Action item
Each line of the records below that holds "files" should be copied out.

Raw data
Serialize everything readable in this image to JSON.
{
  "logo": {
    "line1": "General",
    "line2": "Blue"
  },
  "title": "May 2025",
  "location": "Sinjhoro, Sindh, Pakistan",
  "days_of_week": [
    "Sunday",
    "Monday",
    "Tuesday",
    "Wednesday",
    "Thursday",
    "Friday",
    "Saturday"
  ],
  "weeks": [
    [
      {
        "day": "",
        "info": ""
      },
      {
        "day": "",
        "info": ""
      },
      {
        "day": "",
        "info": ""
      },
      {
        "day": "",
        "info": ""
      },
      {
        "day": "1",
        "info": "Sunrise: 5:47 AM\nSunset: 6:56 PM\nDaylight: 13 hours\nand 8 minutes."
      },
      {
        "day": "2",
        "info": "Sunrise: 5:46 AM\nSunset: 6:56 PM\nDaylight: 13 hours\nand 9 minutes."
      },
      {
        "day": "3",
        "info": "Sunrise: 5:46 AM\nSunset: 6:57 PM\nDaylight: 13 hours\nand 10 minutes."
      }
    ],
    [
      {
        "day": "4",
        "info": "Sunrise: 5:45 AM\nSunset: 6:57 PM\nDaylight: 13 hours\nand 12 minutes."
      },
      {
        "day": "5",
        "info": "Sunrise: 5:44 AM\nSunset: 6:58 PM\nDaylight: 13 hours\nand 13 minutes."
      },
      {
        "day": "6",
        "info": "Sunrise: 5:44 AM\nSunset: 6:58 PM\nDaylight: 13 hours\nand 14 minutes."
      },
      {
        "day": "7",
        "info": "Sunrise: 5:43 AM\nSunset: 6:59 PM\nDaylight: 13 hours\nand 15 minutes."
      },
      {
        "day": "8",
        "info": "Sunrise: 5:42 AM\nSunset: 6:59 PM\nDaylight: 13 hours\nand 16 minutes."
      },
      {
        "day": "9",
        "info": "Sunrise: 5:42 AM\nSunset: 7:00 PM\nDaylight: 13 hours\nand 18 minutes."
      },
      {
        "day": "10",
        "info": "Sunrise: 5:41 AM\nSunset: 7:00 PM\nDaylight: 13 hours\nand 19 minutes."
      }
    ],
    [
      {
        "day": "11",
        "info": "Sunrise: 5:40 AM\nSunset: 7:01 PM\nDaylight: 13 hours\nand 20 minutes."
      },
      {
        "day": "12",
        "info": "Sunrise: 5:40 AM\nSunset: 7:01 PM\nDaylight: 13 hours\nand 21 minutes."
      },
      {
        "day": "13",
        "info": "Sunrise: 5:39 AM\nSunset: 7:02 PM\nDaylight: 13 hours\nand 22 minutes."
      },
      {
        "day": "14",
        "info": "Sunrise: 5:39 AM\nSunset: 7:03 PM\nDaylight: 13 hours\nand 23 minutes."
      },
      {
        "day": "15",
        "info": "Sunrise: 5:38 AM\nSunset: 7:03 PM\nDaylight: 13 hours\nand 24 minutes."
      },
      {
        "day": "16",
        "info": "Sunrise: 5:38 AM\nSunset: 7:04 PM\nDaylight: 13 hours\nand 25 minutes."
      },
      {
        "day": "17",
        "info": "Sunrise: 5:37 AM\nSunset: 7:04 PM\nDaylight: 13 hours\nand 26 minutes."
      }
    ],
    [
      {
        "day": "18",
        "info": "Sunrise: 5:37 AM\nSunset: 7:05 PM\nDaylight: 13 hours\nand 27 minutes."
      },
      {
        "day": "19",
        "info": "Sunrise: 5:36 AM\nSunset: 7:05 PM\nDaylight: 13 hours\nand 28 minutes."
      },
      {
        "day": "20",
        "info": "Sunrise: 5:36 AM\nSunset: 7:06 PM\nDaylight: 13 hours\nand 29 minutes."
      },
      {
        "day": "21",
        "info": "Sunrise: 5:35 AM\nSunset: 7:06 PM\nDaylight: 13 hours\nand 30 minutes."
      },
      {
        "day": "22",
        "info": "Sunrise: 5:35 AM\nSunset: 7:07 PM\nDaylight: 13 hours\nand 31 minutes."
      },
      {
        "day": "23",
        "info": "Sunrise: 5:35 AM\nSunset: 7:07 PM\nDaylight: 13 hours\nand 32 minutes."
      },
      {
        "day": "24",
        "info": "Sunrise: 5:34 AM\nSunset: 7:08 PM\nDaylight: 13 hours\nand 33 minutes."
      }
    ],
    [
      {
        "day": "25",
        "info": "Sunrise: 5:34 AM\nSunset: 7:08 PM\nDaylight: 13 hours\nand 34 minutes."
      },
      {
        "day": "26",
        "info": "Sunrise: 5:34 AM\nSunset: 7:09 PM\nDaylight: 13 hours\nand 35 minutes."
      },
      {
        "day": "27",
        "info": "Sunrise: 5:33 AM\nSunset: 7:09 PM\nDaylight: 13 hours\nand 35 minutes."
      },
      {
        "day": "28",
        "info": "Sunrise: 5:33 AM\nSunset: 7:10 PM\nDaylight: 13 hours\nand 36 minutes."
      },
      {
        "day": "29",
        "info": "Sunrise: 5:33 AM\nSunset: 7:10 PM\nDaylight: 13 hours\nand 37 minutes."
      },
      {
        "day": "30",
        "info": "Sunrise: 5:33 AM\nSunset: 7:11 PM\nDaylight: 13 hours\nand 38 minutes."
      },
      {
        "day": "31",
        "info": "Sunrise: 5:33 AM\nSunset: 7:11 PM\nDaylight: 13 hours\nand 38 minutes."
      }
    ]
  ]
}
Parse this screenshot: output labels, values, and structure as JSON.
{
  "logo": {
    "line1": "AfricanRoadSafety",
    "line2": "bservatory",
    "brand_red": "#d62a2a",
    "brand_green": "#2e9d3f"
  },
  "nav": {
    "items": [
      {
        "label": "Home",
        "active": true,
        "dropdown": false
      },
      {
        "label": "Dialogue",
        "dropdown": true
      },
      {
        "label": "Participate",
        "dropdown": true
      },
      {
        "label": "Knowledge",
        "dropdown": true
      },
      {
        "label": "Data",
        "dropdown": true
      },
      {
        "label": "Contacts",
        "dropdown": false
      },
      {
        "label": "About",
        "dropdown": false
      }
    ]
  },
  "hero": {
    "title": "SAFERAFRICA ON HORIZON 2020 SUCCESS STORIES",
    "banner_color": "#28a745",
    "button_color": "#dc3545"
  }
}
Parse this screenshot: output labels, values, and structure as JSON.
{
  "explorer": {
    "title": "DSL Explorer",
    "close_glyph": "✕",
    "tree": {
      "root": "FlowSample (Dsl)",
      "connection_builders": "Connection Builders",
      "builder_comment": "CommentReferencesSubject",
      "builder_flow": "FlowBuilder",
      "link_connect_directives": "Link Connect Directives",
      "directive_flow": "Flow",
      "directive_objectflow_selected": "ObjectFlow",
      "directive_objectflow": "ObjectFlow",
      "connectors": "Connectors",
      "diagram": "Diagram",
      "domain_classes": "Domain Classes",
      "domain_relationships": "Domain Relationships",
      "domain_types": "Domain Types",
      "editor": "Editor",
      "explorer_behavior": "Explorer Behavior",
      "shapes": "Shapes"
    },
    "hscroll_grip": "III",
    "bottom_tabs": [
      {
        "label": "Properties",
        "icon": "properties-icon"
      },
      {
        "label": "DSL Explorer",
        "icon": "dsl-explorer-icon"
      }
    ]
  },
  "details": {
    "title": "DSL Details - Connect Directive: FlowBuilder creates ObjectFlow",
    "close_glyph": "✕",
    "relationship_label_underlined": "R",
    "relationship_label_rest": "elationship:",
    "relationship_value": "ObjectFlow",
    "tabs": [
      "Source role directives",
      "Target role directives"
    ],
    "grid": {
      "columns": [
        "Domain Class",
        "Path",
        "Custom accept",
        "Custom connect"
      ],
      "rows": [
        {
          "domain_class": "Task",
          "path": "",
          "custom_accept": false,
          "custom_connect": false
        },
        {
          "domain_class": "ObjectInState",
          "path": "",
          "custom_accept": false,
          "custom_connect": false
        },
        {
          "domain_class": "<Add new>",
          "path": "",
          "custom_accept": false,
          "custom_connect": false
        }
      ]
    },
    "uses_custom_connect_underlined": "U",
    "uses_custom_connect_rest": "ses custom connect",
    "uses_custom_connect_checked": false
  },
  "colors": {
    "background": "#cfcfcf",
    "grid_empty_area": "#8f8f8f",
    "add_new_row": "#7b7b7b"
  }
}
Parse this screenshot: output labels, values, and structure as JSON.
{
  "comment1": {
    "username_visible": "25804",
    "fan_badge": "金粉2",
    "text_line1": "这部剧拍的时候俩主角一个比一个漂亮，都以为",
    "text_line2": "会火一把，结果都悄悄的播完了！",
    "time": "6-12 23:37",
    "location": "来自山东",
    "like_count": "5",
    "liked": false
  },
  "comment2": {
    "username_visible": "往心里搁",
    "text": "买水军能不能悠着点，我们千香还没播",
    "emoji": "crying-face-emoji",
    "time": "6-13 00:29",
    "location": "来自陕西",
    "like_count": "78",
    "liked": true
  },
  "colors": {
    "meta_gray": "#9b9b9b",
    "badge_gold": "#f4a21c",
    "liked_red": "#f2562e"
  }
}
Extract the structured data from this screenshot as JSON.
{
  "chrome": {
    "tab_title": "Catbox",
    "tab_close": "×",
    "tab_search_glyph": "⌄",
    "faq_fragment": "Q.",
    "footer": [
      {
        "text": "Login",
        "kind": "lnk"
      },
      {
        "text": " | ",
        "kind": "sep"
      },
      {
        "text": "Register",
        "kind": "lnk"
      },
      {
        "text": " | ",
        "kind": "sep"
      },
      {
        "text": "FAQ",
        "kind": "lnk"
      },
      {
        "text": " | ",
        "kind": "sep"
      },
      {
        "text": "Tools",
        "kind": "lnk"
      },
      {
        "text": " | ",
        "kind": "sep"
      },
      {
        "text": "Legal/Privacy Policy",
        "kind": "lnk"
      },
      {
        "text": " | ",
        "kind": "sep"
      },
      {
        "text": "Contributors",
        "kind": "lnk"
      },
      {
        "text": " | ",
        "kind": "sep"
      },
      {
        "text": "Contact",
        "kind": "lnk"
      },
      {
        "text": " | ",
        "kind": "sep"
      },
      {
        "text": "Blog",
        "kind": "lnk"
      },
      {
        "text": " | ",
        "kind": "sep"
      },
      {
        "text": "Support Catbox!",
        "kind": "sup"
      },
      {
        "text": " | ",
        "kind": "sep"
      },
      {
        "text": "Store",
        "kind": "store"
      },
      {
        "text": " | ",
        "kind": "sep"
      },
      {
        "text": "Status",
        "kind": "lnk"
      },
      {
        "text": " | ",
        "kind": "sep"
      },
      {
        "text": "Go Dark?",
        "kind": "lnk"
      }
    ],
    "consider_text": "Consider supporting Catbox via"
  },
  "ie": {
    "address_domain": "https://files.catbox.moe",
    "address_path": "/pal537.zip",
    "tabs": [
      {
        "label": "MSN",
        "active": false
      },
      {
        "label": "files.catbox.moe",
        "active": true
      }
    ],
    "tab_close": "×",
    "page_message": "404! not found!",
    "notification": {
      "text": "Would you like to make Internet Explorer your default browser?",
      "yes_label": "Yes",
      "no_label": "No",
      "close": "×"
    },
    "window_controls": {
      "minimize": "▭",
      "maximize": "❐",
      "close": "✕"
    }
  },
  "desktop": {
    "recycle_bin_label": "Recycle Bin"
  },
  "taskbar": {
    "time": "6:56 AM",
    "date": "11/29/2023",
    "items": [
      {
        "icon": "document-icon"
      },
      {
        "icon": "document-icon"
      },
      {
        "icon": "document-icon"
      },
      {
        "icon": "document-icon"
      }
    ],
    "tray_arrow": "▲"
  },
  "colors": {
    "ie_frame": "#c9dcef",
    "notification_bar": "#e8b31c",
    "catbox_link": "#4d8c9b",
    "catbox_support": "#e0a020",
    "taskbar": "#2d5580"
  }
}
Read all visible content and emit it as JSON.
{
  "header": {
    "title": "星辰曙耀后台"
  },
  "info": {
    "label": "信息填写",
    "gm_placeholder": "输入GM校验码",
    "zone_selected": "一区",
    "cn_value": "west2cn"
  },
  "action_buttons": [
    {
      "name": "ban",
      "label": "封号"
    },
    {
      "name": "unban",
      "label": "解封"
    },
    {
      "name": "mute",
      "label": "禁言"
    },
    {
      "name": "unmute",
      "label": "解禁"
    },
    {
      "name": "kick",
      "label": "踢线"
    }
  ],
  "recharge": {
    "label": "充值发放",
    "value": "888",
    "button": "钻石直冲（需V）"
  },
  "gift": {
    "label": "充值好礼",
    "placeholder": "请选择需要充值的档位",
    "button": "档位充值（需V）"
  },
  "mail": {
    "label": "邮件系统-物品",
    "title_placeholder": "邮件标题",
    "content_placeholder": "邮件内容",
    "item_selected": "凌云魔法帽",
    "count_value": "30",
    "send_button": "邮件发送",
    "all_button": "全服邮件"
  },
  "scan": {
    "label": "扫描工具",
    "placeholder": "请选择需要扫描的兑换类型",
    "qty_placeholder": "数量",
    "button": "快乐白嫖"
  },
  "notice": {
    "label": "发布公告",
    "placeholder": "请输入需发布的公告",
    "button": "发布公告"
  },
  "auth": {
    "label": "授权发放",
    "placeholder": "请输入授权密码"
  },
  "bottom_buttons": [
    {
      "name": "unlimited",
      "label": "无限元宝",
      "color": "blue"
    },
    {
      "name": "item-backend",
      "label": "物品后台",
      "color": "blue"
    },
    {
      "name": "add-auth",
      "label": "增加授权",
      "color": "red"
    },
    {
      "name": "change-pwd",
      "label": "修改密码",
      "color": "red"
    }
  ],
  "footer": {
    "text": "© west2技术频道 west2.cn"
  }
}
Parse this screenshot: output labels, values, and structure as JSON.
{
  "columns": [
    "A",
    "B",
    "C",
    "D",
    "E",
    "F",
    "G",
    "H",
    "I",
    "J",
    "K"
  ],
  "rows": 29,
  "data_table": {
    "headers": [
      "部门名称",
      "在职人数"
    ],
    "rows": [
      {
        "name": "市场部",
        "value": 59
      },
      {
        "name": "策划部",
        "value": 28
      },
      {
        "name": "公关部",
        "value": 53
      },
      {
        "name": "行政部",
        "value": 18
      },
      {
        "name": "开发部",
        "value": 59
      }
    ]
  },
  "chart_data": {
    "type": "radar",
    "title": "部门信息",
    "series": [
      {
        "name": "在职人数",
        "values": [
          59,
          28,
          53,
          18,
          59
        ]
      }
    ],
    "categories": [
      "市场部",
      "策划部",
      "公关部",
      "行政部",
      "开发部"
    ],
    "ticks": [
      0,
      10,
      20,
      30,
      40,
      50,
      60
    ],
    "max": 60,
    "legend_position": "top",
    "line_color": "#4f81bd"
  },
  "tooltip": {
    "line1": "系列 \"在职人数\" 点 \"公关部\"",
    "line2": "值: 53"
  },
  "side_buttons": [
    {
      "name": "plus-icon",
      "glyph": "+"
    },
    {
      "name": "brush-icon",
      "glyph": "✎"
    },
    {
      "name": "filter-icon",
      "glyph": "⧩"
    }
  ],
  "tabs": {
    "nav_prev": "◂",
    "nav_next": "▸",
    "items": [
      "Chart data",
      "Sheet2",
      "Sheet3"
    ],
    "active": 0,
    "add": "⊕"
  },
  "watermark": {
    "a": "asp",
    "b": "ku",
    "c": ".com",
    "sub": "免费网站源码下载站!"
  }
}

Solution
    "address_domain": "https://files.catbox.moe",
        "label": "files.catbox.moe",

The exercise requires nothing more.